“Tea began as a medicine and grew into a beverage. In China, in the eighth century, it entered the realm of poetry as one of the polite amusements. The fifteenth century saw Japan ennoble it into a religion of aestheticism – Teaism. Teaism is a cult founded on the adoration of the beautiful among the sordid facts of everyday existence. It inculcates purity and harmony, the mystery of mutual charity, the romanticism of the social order. It is essentially a worship of the Imperfect, as it is a tender attempt to accomplish something possible in this impossible thing we know as life.”
– Okakura Kakuzo, author of ‘The Book of Tea’
The Imperfection inside Chanoyu (2016)

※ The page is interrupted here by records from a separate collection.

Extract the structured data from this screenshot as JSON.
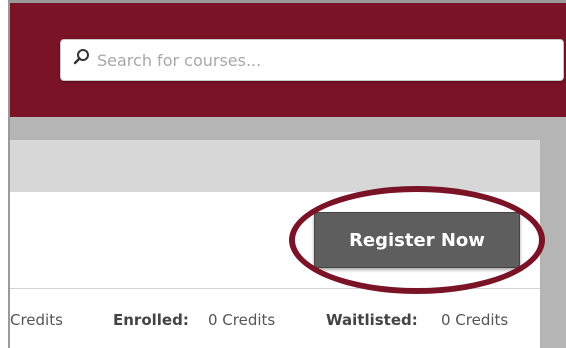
{
  "search": {
    "placeholder": "Search for courses..."
  },
  "register": {
    "label": "Register Now"
  },
  "credits": {
    "partial_value": "Credits",
    "enrolled_label": "Enrolled:",
    "enrolled_value": "0 Credits",
    "waitlisted_label": "Waitlisted:",
    "waitlisted_value": "0 Credits"
  },
  "colors": {
    "brand_maroon": "#7a1326",
    "button_gray": "#5e5e5e"
  },
  "icons": {
    "search": "search-icon"
  }
}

A research writing into the history of Japanese Tea Ceremony – Chanoyu (pronounced as cha-no-yu). Through this history of chanoyu, fundamental ideas about life and aesthetics are derived, such as wabi, sabi and what does imperfection refer to? On top of that, are these concepts still applicable to our current societies?
An online copy of the writing can be found via Issuu.com